* Brief: All entries below must be given again word for word.

* Recorded data:
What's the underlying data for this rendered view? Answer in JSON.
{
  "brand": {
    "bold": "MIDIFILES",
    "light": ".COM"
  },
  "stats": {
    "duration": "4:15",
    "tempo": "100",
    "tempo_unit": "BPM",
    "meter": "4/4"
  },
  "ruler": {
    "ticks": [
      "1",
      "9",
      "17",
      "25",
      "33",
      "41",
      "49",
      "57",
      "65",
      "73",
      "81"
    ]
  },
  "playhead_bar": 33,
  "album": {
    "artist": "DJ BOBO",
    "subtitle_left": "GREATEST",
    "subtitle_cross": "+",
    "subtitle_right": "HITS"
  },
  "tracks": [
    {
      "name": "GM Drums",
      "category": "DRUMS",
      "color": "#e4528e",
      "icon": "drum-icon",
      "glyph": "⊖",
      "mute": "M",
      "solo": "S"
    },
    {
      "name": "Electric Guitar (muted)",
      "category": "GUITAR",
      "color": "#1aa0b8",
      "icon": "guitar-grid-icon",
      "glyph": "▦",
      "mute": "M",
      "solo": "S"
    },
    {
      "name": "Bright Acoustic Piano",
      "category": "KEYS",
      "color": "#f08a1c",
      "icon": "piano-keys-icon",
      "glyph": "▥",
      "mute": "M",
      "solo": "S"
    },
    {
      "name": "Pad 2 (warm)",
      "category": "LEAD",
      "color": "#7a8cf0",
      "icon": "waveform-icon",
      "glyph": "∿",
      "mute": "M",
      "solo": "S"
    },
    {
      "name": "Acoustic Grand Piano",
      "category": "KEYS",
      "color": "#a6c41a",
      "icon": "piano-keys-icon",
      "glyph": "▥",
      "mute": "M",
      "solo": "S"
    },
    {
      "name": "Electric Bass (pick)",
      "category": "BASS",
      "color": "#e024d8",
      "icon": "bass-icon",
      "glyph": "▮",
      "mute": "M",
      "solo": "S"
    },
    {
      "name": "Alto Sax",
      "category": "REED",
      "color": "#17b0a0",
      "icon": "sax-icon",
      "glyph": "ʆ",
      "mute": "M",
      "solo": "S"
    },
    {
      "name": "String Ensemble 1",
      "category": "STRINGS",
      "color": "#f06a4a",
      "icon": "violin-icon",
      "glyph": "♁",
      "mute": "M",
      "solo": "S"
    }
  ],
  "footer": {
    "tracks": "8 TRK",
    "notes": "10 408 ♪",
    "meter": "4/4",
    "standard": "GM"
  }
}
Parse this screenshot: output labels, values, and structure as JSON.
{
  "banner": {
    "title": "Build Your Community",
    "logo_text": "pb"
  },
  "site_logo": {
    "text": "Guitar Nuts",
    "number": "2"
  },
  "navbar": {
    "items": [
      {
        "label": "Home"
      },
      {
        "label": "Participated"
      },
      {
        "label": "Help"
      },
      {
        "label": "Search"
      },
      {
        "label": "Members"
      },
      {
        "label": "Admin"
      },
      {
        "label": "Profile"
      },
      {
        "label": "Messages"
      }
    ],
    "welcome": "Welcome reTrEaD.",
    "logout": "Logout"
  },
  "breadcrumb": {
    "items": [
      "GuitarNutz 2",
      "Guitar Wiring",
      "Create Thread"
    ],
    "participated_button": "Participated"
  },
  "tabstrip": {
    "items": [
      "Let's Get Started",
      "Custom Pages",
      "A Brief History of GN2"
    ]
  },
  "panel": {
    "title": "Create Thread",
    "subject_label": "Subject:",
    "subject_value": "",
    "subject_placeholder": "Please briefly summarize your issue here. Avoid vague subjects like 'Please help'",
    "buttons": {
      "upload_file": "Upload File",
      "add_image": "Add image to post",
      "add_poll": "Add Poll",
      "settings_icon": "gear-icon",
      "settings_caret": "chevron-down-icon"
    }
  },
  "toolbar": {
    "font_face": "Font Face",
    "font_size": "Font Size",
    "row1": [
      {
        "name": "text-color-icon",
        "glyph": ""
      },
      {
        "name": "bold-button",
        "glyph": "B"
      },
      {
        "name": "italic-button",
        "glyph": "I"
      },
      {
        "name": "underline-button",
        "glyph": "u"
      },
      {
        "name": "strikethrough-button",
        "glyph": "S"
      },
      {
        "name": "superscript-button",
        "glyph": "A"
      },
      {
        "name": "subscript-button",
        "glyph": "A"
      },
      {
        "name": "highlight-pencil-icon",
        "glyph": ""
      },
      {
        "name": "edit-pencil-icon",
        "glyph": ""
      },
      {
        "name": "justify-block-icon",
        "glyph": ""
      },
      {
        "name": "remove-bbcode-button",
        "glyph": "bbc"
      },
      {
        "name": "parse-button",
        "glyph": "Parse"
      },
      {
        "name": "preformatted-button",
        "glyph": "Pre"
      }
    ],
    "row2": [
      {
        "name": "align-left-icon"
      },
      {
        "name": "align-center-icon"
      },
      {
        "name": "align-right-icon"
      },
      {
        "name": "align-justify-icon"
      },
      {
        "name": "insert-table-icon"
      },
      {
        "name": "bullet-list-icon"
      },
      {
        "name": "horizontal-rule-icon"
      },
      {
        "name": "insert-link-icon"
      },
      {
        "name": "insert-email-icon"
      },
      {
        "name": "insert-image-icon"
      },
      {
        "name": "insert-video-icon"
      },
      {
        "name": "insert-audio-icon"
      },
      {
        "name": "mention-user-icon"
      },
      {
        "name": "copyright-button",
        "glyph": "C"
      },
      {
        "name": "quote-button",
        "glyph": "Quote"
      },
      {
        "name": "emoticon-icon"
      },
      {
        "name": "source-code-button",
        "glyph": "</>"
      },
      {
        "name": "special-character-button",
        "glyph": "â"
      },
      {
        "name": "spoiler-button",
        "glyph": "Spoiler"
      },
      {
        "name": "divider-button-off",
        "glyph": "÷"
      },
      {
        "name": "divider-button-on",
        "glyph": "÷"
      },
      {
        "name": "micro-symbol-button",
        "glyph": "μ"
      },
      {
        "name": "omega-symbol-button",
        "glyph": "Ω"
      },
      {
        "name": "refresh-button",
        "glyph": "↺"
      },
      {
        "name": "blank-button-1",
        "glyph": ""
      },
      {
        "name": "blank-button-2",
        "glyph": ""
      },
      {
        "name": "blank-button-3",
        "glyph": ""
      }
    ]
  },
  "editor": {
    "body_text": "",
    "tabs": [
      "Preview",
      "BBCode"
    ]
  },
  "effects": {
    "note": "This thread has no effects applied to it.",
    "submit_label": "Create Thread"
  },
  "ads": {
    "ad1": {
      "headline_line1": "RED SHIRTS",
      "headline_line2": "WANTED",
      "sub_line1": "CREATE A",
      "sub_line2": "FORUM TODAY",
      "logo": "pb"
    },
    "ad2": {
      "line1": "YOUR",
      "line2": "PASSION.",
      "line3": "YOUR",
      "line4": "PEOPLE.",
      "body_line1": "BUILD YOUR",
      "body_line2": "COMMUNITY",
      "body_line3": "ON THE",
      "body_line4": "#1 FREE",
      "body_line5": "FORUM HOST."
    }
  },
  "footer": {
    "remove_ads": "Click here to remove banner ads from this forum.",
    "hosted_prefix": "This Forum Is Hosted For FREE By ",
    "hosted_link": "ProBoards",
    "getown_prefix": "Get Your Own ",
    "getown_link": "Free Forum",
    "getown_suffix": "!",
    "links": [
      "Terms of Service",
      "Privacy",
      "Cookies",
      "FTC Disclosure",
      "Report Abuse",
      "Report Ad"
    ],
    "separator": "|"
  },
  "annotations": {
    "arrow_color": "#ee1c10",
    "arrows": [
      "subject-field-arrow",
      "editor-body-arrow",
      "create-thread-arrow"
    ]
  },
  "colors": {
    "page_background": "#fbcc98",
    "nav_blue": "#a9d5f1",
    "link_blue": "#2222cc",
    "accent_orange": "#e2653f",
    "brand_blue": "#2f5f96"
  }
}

* Answer box:
What's the underlying data for this rendered view? Answer in JSON.
{
  "brand": {
    "bold": "MIDIFILES",
    "light": ".COM"
  },
  "stats": {
    "duration": "4:15",
    "tempo": "100",
    "tempo_unit": "BPM",
    "meter": "4/4"
  },
  "ruler": {
    "ticks": [
      "1",
      "9",
      "17",
      "25",
      "33",
      "41",
      "49",
      "57",
      "65",
      "73",
      "81"
    ]
  },
  "playhead_bar": 33,
  "album": {
    "artist": "DJ BOBO",
    "subtitle_left": "GREATEST",
    "subtitle_cross": "+",
    "subtitle_right": "HITS"
  },
  "tracks": [
    {
      "name": "GM Drums",
      "category": "DRUMS",
      "color": "#e4528e",
      "icon": "drum-icon",
      "glyph": "⊖",
      "mute": "M",
      "solo": "S"
    },
    {
      "name": "Electric Guitar (muted)",
      "category": "GUITAR",
      "color": "#1aa0b8",
      "icon": "guitar-grid-icon",
      "glyph": "▦",
      "mute": "M",
      "solo": "S"
    },
    {
      "name": "Bright Acoustic Piano",
      "category": "KEYS",
      "color": "#f08a1c",
      "icon": "piano-keys-icon",
      "glyph": "▥",
      "mute": "M",
      "solo": "S"
    },
    {
      "name": "Pad 2 (warm)",
      "category": "LEAD",
      "color": "#7a8cf0",
      "icon": "waveform-icon",
      "glyph": "∿",
      "mute": "M",
      "solo": "S"
    },
    {
      "name": "Acoustic Grand Piano",
      "category": "KEYS",
      "color": "#a6c41a",
      "icon": "piano-keys-icon",
      "glyph": "▥",
      "mute": "M",
      "solo": "S"
    },
    {
      "name": "Electric Bass (pick)",
      "category": "BASS",
      "color": "#e024d8",
      "icon": "bass-icon",
      "glyph": "▮",
      "mute": "M",
      "solo": "S"
    },
    {
      "name": "Alto Sax",
      "category": "REED",
      "color": "#17b0a0",
      "icon": "sax-icon",
      "glyph": "ʆ",
      "mute": "M",
      "solo": "S"
    },
    {
      "name": "String Ensemble 1",
      "category": "STRINGS",
      "color": "#f06a4a",
      "icon": "violin-icon",
      "glyph": "♁",
      "mute": "M",
      "solo": "S"
    }
  ],
  "footer": {
    "tracks": "8 TRK",
    "notes": "10 408 ♪",
    "meter": "4/4",
    "standard": "GM"
  }
}
Parse this screenshot: output labels, values, and structure as JSON.
{
  "banner": {
    "title": "Build Your Community",
    "logo_text": "pb"
  },
  "site_logo": {
    "text": "Guitar Nuts",
    "number": "2"
  },
  "navbar": {
    "items": [
      {
        "label": "Home"
      },
      {
        "label": "Participated"
      },
      {
        "label": "Help"
      },
      {
        "label": "Search"
      },
      {
        "label": "Members"
      },
      {
        "label": "Admin"
      },
      {
        "label": "Profile"
      },
      {
        "label": "Messages"
      }
    ],
    "welcome": "Welcome reTrEaD.",
    "logout": "Logout"
  },
  "breadcrumb": {
    "items": [
      "GuitarNutz 2",
      "Guitar Wiring",
      "Create Thread"
    ],
    "participated_button": "Participated"
  },
  "tabstrip": {
    "items": [
      "Let's Get Started",
      "Custom Pages",
      "A Brief History of GN2"
    ]
  },
  "panel": {
    "title": "Create Thread",
    "subject_label": "Subject:",
    "subject_value": "",
    "subject_placeholder": "Please briefly summarize your issue here. Avoid vague subjects like 'Please help'",
    "buttons": {
      "upload_file": "Upload File",
      "add_image": "Add image to post",
      "add_poll": "Add Poll",
      "settings_icon": "gear-icon",
      "settings_caret": "chevron-down-icon"
    }
  },
  "toolbar": {
    "font_face": "Font Face",
    "font_size": "Font Size",
    "row1": [
      {
        "name": "text-color-icon",
        "glyph": ""
      },
      {
        "name": "bold-button",
        "glyph": "B"
      },
      {
        "name": "italic-button",
        "glyph": "I"
      },
      {
        "name": "underline-button",
        "glyph": "u"
      },
      {
        "name": "strikethrough-button",
        "glyph": "S"
      },
      {
        "name": "superscript-button",
        "glyph": "A"
      },
      {
        "name": "subscript-button",
        "glyph": "A"
      },
      {
        "name": "highlight-pencil-icon",
        "glyph": ""
      },
      {
        "name": "edit-pencil-icon",
        "glyph": ""
      },
      {
        "name": "justify-block-icon",
        "glyph": ""
      },
      {
        "name": "remove-bbcode-button",
        "glyph": "bbc"
      },
      {
        "name": "parse-button",
        "glyph": "Parse"
      },
      {
        "name": "preformatted-button",
        "glyph": "Pre"
      }
    ],
    "row2": [
      {
        "name": "align-left-icon"
      },
      {
        "name": "align-center-icon"
      },
      {
        "name": "align-right-icon"
      },
      {
        "name": "align-justify-icon"
      },
      {
        "name": "insert-table-icon"
      },
      {
        "name": "bullet-list-icon"
      },
      {
        "name": "horizontal-rule-icon"
      },
      {
        "name": "insert-link-icon"
      },
      {
        "name": "insert-email-icon"
      },
      {
        "name": "insert-image-icon"
      },
      {
        "name": "insert-video-icon"
      },
      {
        "name": "insert-audio-icon"
      },
      {
        "name": "mention-user-icon"
      },
      {
        "name": "copyright-button",
        "glyph": "C"
      },
      {
        "name": "quote-button",
        "glyph": "Quote"
      },
      {
        "name": "emoticon-icon"
      },
      {
        "name": "source-code-button",
        "glyph": "</>"
      },
      {
        "name": "special-character-button",
        "glyph": "â"
      },
      {
        "name": "spoiler-button",
        "glyph": "Spoiler"
      },
      {
        "name": "divider-button-off",
        "glyph": "÷"
      },
      {
        "name": "divider-button-on",
        "glyph": "÷"
      },
      {
        "name": "micro-symbol-button",
        "glyph": "μ"
      },
      {
        "name": "omega-symbol-button",
        "glyph": "Ω"
      },
      {
        "name": "refresh-button",
        "glyph": "↺"
      },
      {
        "name": "blank-button-1",
        "glyph": ""
      },
      {
        "name": "blank-button-2",
        "glyph": ""
      },
      {
        "name": "blank-button-3",
        "glyph": ""
      }
    ]
  },
  "editor": {
    "body_text": "",
    "tabs": [
      "Preview",
      "BBCode"
    ]
  },
  "effects": {
    "note": "This thread has no effects applied to it.",
    "submit_label": "Create Thread"
  },
  "ads": {
    "ad1": {
      "headline_line1": "RED SHIRTS",
      "headline_line2": "WANTED",
      "sub_line1": "CREATE A",
      "sub_line2": "FORUM TODAY",
      "logo": "pb"
    },
    "ad2": {
      "line1": "YOUR",
      "line2": "PASSION.",
      "line3": "YOUR",
      "line4": "PEOPLE.",
      "body_line1": "BUILD YOUR",
      "body_line2": "COMMUNITY",
      "body_line3": "ON THE",
      "body_line4": "#1 FREE",
      "body_line5": "FORUM HOST."
    }
  },
  "footer": {
    "remove_ads": "Click here to remove banner ads from this forum.",
    "hosted_prefix": "This Forum Is Hosted For FREE By ",
    "hosted_link": "ProBoards",
    "getown_prefix": "Get Your Own ",
    "getown_link": "Free Forum",
    "getown_suffix": "!",
    "links": [
      "Terms of Service",
      "Privacy",
      "Cookies",
      "FTC Disclosure",
      "Report Abuse",
      "Report Ad"
    ],
    "separator": "|"
  },
  "annotations": {
    "arrow_color": "#ee1c10",
    "arrows": [
      "subject-field-arrow",
      "editor-body-arrow",
      "create-thread-arrow"
    ]
  },
  "colors": {
    "page_background": "#fbcc98",
    "nav_blue": "#a9d5f1",
    "link_blue": "#2222cc",
    "accent_orange": "#e2653f",
    "brand_blue": "#2f5f96"
  }
}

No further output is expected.